Modern Russia is not killing hundreds of thousands -- or millions -- of political and religious dissidents and other innocent people as it did in the dark days of the Communist Soviet Union. For that, we are grateful to leaders such as late President Ronald Reagan and former British Prime Minister Margaret Thatcher. They both rejected the notion -- popular among many Western intellectuals of their day -- of merely trying to limit Soviet expansion.
Rather, they sought to roll back communist tyranny. In particular, Reagan's focus on strengthening the United States' military helped set the stage for the collapse of the Soviet Union and the rise of representative government and individual liberty in Eastern Europe and Russia.
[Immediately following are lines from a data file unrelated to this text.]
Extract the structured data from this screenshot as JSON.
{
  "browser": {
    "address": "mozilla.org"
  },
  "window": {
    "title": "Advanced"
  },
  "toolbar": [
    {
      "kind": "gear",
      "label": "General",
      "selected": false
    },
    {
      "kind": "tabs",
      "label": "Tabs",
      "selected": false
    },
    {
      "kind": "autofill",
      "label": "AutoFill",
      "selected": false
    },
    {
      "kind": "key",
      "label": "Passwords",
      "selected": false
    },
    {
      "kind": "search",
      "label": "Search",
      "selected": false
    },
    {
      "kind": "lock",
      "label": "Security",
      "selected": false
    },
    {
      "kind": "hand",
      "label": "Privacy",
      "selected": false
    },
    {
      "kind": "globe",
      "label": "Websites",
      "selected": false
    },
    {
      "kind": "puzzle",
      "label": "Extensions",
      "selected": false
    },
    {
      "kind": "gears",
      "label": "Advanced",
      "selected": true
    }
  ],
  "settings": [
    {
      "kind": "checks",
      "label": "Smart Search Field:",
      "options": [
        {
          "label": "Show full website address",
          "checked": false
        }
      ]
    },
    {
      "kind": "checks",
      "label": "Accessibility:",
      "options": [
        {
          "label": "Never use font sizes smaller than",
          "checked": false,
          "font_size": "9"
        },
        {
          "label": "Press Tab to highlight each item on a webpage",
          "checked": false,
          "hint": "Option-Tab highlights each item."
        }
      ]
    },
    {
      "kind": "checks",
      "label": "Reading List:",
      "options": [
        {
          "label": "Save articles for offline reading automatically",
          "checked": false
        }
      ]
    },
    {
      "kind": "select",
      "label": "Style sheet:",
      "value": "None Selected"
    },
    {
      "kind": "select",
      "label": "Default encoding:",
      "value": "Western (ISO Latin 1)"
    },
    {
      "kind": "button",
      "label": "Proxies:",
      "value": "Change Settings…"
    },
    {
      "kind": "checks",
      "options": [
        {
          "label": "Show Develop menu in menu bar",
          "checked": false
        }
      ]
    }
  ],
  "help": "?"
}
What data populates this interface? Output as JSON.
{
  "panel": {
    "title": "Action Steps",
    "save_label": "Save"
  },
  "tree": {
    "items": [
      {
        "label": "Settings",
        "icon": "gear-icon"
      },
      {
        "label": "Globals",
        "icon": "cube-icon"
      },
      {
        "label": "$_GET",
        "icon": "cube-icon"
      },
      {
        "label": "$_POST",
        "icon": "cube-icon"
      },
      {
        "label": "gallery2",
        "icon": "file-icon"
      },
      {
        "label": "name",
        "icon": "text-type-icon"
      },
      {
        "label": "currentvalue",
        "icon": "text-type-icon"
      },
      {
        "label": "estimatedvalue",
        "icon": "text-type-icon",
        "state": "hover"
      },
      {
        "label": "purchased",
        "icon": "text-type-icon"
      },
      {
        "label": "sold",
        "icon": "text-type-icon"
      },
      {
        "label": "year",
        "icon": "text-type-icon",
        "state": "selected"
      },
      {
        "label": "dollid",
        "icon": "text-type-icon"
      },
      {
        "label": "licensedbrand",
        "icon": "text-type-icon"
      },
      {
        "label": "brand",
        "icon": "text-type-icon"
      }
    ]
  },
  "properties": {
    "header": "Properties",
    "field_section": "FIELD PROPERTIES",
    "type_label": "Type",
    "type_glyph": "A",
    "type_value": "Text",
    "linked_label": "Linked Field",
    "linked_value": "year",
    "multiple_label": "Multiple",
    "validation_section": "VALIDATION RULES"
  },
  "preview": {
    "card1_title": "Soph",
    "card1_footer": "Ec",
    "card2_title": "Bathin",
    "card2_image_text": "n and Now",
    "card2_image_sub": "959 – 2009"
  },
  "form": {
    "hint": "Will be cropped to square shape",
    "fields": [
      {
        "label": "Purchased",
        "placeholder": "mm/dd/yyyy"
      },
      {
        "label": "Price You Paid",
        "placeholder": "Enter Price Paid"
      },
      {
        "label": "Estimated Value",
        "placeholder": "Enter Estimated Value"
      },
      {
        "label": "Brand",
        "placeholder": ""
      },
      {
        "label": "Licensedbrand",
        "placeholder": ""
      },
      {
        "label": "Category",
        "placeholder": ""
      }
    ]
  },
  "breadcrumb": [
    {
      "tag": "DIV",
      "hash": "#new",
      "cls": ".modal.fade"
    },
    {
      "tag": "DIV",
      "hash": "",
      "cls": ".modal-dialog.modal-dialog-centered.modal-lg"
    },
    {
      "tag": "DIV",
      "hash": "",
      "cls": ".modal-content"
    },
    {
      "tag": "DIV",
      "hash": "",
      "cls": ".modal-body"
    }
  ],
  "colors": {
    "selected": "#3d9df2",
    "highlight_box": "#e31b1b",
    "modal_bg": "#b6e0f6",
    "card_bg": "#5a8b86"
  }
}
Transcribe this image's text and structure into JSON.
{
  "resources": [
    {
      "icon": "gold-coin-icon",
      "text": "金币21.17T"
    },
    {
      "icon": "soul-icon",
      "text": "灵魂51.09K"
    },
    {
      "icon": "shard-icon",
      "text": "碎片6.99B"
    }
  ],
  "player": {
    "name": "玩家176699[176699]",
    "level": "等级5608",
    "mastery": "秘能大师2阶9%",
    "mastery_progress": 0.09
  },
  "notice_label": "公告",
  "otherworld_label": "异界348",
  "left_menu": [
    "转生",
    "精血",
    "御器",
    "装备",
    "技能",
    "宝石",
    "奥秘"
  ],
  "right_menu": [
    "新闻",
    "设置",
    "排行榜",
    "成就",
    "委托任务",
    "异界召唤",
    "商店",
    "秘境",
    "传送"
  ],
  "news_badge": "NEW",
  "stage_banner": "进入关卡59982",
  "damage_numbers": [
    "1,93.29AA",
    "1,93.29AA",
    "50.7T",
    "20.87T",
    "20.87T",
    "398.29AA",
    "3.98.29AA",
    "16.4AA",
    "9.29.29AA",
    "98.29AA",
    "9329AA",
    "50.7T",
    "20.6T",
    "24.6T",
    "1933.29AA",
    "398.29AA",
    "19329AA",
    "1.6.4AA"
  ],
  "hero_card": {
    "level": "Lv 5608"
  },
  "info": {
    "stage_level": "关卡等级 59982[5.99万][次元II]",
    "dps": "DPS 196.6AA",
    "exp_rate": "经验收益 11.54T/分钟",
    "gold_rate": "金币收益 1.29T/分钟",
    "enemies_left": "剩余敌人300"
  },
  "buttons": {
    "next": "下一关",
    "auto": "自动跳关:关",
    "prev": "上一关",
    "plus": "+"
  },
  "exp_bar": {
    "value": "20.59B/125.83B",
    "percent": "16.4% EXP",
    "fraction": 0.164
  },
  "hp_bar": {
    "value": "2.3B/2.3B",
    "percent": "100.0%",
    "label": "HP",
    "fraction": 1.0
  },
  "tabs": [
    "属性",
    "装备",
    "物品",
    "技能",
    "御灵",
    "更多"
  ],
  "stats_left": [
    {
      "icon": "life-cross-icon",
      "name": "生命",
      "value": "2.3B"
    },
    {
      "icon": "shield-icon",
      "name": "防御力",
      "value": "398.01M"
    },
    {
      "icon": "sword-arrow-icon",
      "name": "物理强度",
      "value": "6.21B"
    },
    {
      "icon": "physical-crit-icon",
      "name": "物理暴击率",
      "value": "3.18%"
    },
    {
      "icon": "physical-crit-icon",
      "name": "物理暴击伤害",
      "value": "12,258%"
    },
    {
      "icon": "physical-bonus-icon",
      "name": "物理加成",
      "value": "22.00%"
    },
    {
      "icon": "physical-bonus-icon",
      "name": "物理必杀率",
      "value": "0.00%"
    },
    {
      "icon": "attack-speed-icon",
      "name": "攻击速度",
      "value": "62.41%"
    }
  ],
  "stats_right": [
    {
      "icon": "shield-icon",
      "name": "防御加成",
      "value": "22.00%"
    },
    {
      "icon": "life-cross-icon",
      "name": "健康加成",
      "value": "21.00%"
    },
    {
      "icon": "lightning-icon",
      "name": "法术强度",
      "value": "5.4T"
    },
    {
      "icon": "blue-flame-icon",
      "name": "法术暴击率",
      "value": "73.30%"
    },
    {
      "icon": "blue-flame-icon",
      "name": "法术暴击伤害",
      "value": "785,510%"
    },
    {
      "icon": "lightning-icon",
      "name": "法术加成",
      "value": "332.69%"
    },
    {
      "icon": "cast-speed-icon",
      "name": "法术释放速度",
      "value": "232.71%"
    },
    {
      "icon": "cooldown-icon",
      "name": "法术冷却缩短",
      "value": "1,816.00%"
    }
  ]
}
Tragically, though, Russian Prime Minister Vladimir Putin -- a former KGB officer -- has been pushing his country back toward authoritarian ways. In December, his party won parliamentary elections that were rife with fraud. Putin has been in power for more than a decade. And depending on results of an election in March, he could stay in power an additional six years.
So despite subzero temperatures, well over 100,000 frustrated Russians marched in protest through Moscow recently.
"Russia without Putin!" they chanted.
Thousands more marched in other Russian cities.
Putin responded with promises of less government corruption. But since he has been a key cause of the loss of individual liberty and of reduced government transparency in recent years, it is hard to take him at his word.
We do not see evidence that Putin has restored the widespread savagery of the former communist regime -- an "evil empire," Reagan rightly labeled it. In earlier times, the protesters might have been shot on sight, or sent to their deaths in labor camps.
But if the Russian people do not stop Putin, it is likely he will impose progressively harsher control. That is a deplorable possibility.